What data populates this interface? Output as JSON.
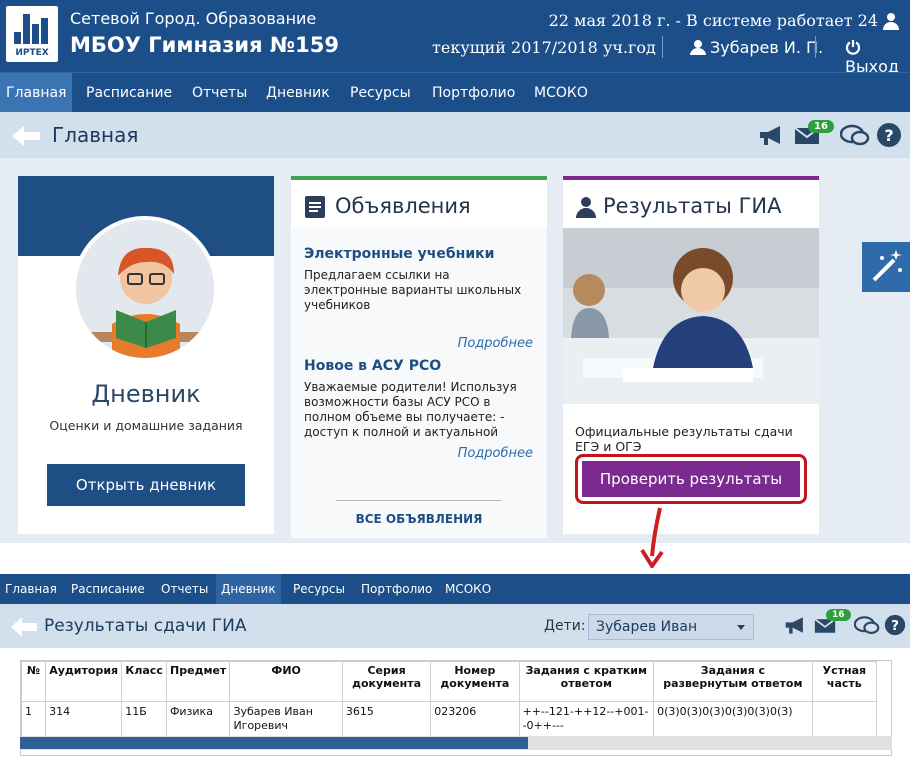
{
  "header": {
    "city": "Сетевой Город. Образование",
    "school": "МБОУ Гимназия №159",
    "date_line": "22 мая 2018 г. - В системе работает 24",
    "year": "текущий 2017/2018 уч.год",
    "user": "Зубарев И. П.",
    "exit": "Выход",
    "logo_text": "ИРТЕХ"
  },
  "nav": [
    "Главная",
    "Расписание",
    "Отчеты",
    "Дневник",
    "Ресурсы",
    "Портфолио",
    "МСОКО"
  ],
  "subbar": {
    "title": "Главная",
    "badge": "16"
  },
  "diary_card": {
    "title": "Дневник",
    "subtitle": "Оценки и домашние задания",
    "button": "Открыть дневник"
  },
  "announcements": {
    "title": "Объявления",
    "items": [
      {
        "title": "Электронные учебники",
        "body": "Предлагаем ссылки на электронные варианты школьных учебников",
        "more": "Подробнее"
      },
      {
        "title": "Новое в АСУ РСО",
        "body": "Уважаемые родители!  Используя возможности базы АСУ РСО в полном объеме вы получаете: - доступ к полной и актуальной",
        "more": "Подробнее"
      }
    ],
    "all": "ВСЕ ОБЪЯВЛЕНИЯ"
  },
  "gia_card": {
    "title": "Результаты ГИА",
    "desc": "Официальные результаты сдачи ЕГЭ и ОГЭ",
    "button": "Проверить результаты"
  },
  "nav2": [
    "Главная",
    "Расписание",
    "Отчеты",
    "Дневник",
    "Ресурсы",
    "Портфолио",
    "МСОКО"
  ],
  "sub2": {
    "title": "Результаты сдачи ГИА",
    "kids_label": "Дети:",
    "kids_value": "Зубарев Иван",
    "badge": "16"
  },
  "table": {
    "headers": [
      "№",
      "Аудитория",
      "Класс",
      "Предмет",
      "ФИО",
      "Серия документа",
      "Номер документа",
      "Задания с кратким ответом",
      "Задания с развернутым ответом",
      "Устная часть"
    ],
    "rows": [
      [
        "1",
        "314",
        "11Б",
        "Физика",
        "Зубарев Иван Игоревич",
        "3615",
        "023206",
        "++--121-++12--+001--0++---",
        "0(3)0(3)0(3)0(3)0(3)0(3)",
        ""
      ]
    ]
  },
  "colors": {
    "primary": "#1c4f8a",
    "green": "#3fa34d",
    "purple": "#7b2b90",
    "highlight": "#c0151c"
  }
}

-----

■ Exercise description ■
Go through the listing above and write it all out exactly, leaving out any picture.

■ Task answer ■
What data populates this interface? Output as JSON.
{
  "header": {
    "city": "Сетевой Город. Образование",
    "school": "МБОУ Гимназия №159",
    "date_line": "22 мая 2018 г. - В системе работает 24",
    "year": "текущий 2017/2018 уч.год",
    "user": "Зубарев И. П.",
    "exit": "Выход",
    "logo_text": "ИРТЕХ"
  },
  "nav": [
    "Главная",
    "Расписание",
    "Отчеты",
    "Дневник",
    "Ресурсы",
    "Портфолио",
    "МСОКО"
  ],
  "subbar": {
    "title": "Главная",
    "badge": "16"
  },
  "diary_card": {
    "title": "Дневник",
    "subtitle": "Оценки и домашние задания",
    "button": "Открыть дневник"
  },
  "announcements": {
    "title": "Объявления",
    "items": [
      {
        "title": "Электронные учебники",
        "body": "Предлагаем ссылки на электронные варианты школьных учебников",
        "more": "Подробнее"
      },
      {
        "title": "Новое в АСУ РСО",
        "body": "Уважаемые родители!  Используя возможности базы АСУ РСО в полном объеме вы получаете: - доступ к полной и актуальной",
        "more": "Подробнее"
      }
    ],
    "all": "ВСЕ ОБЪЯВЛЕНИЯ"
  },
  "gia_card": {
    "title": "Результаты ГИА",
    "desc": "Официальные результаты сдачи ЕГЭ и ОГЭ",
    "button": "Проверить результаты"
  },
  "nav2": [
    "Главная",
    "Расписание",
    "Отчеты",
    "Дневник",
    "Ресурсы",
    "Портфолио",
    "МСОКО"
  ],
  "sub2": {
    "title": "Результаты сдачи ГИА",
    "kids_label": "Дети:",
    "kids_value": "Зубарев Иван",
    "badge": "16"
  },
  "table": {
    "headers": [
      "№",
      "Аудитория",
      "Класс",
      "Предмет",
      "ФИО",
      "Серия документа",
      "Номер документа",
      "Задания с кратким ответом",
      "Задания с развернутым ответом",
      "Устная часть"
    ],
    "rows": [
      [
        "1",
        "314",
        "11Б",
        "Физика",
        "Зубарев Иван Игоревич",
        "3615",
        "023206",
        "++--121-++12--+001--0++---",
        "0(3)0(3)0(3)0(3)0(3)0(3)",
        ""
      ]
    ]
  },
  "colors": {
    "primary": "#1c4f8a",
    "green": "#3fa34d",
    "purple": "#7b2b90",
    "highlight": "#c0151c"
  }
}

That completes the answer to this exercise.